■ **DIRECTIONS**: For each entry that follows, produce an exact copy.
EXERCISE MATERIAL: Begin
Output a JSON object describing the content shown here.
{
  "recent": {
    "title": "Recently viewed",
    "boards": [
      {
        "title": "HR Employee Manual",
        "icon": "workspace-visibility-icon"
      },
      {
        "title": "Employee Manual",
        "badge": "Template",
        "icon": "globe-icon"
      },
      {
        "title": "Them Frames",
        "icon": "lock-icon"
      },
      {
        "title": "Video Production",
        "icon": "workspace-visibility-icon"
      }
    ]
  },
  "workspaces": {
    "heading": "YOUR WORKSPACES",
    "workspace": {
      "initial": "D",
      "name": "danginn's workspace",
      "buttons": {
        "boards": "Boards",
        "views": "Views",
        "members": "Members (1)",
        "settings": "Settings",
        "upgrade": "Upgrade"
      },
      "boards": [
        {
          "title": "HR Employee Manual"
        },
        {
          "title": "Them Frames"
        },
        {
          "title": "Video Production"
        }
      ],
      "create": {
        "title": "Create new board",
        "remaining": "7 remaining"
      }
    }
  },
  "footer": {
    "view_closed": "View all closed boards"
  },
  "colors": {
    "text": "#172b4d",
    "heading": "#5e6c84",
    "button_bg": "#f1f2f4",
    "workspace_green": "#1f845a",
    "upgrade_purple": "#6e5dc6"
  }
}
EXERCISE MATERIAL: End
■ **RESULT**:
Output a JSON object describing the content shown here.
{
  "recent": {
    "title": "Recently viewed",
    "boards": [
      {
        "title": "HR Employee Manual",
        "icon": "workspace-visibility-icon"
      },
      {
        "title": "Employee Manual",
        "badge": "Template",
        "icon": "globe-icon"
      },
      {
        "title": "Them Frames",
        "icon": "lock-icon"
      },
      {
        "title": "Video Production",
        "icon": "workspace-visibility-icon"
      }
    ]
  },
  "workspaces": {
    "heading": "YOUR WORKSPACES",
    "workspace": {
      "initial": "D",
      "name": "danginn's workspace",
      "buttons": {
        "boards": "Boards",
        "views": "Views",
        "members": "Members (1)",
        "settings": "Settings",
        "upgrade": "Upgrade"
      },
      "boards": [
        {
          "title": "HR Employee Manual"
        },
        {
          "title": "Them Frames"
        },
        {
          "title": "Video Production"
        }
      ],
      "create": {
        "title": "Create new board",
        "remaining": "7 remaining"
      }
    }
  },
  "footer": {
    "view_closed": "View all closed boards"
  },
  "colors": {
    "text": "#172b4d",
    "heading": "#5e6c84",
    "button_bg": "#f1f2f4",
    "workspace_green": "#1f845a",
    "upgrade_purple": "#6e5dc6"
  }
}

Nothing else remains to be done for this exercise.